» **Exercise objective**
Copy each line below in which the string "heading" occurs.
Materials provided Block Start
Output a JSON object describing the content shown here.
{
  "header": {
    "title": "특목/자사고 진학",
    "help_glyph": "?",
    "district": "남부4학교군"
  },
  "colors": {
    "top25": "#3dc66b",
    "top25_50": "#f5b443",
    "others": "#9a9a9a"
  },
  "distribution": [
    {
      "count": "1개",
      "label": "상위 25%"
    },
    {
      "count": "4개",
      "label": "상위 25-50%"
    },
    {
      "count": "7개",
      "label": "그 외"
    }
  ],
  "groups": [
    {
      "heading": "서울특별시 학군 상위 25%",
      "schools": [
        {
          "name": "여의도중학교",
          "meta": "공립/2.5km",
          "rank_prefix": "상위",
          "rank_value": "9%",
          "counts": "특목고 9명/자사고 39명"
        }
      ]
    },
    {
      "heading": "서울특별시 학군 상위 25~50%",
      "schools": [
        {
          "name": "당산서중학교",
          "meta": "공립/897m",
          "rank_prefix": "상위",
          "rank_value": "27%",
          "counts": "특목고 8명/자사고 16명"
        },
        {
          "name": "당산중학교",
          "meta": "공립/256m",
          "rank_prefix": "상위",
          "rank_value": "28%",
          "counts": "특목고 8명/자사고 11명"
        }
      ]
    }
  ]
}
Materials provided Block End
» **Task response**
      "heading": "서울특별시 학군 상위 25%",
      "heading": "서울특별시 학군 상위 25~50%",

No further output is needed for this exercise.